It is rare for me to start a book and not finish it. I started, and did not finish, this book twice. I’ll explain in a bit.
Rick James, a former ad-agency art director, who has a long engagement in collegiate ministry, sets out wake up sleeping Christians. Using the Gethsemane scene in the gospels where Jesus goes off to pray, returning only to find his disciples asleep. Jesus’ advice to them was to stay awake, or alert.
Channel of Peace: Stranded in Gander on 9/11, Kevin Tuerff, River Grove Books, 2017.
September 11, 2001 is a day that very few will ever forget. 9/11 is one of those dates where you will never forget where you were. I was a student at Randolph-Macon College and was walking across campus after my early morning class. As I crossed the lawn in front of the library, I overheard other students talking about planes being flown into a building.
In the car, driving home, I turned NPR on to listen for details. Once home, my mom and I watched as the news replayed, over and over, the planes crashing into the World Trade Center. There are not enough words to capture the gut reaction that we felt as we watched what was happening in New York, Washington, D. C., and Pennsylvania.
The unthinkable had happened.
The Prayer Box, Jennifer Berry, Dog Ear Publishing, 2017.
Rosetta is a little girl who enjoys spending time with her mother. One day, her mother tells her about the little box that sits on her dresser. It is her prayer box.
Rosetta learns that prayer is a way of talking with God.

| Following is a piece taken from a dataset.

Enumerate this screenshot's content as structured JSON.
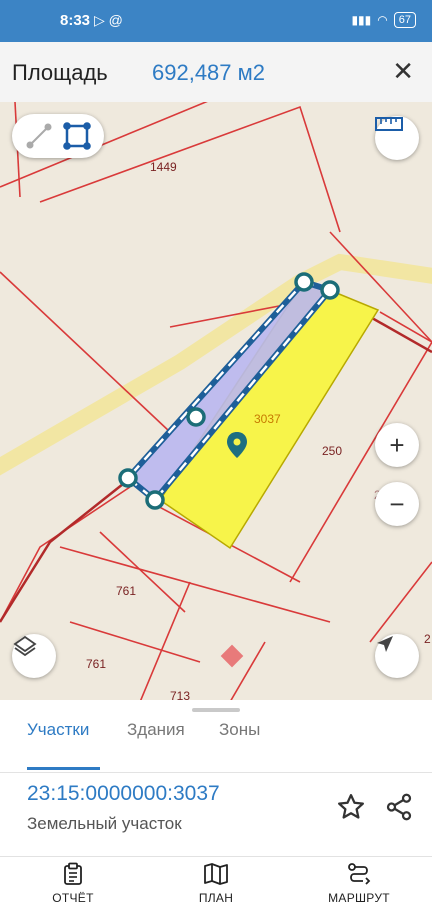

But, she is curious about what prayers her mother has put in her prayer box. Eventually, curiosity gets the best of her, and she peeks inside. She is surprised to find that none of the prayers in the box are for her.
Little Miss Liberty, Chris Robertson, Xist Publishing, 2017.
The Fourth of July holiday is upon us. Families and friends will gather for cookouts and fireworks. No doubt tourists will visit the sites of early America, including the Statue of Liberty, a gift given to the new nation from its ally France.
Little Miss Liberty, recently republished in paperback and digital format, chronicles the statue’s life, beginning with her “birth” in Paris. She grows incredibly fast, that her parents can only wrap her in a sheet.
Sleepless Nights and Kisses for Breakfast: Reflections on Fatherhood, Matteo Bussola, Penguin Group TarcherPerigee, 2017.
Fatherhood, I have learned in the past two years, is a true gift. Sure, there are moments when the whining and the fussing gets a little weary, but hey, we all whine and fuss, right? All of those moments are pushed to the shadows when your little girl climbs in your lap to give you a kiss. Or when she makes a joke and then laughs at herself.
Being a dad has been the best calling on my life.
And it’s one of those callings that you only realize how powerful it is until it happens. I remember church members telling me after it was announced that we were expecting, that my life would never be the same.
Daddy’s Girl is a new picture book from author Helen Foster James and illustrator Estelle Corke great for children ages 2-5. Jame’s rhymes make the story of a little girl preparing her tea party approachable for young ears. Corke’s illustrations make use of pink and yellow as the primary colors, ensuring that each page is bright and colorful.
As the little girl, whose accessorizing includes a crown, pearls, and a boa, has tea with her teddy bear and Daddy, she realizes she has more than enough to share with others. She invites other stuffed animals to the tea party. The story concludes with a father and daughter hug, as the daughter expresses, “I love that you are here.”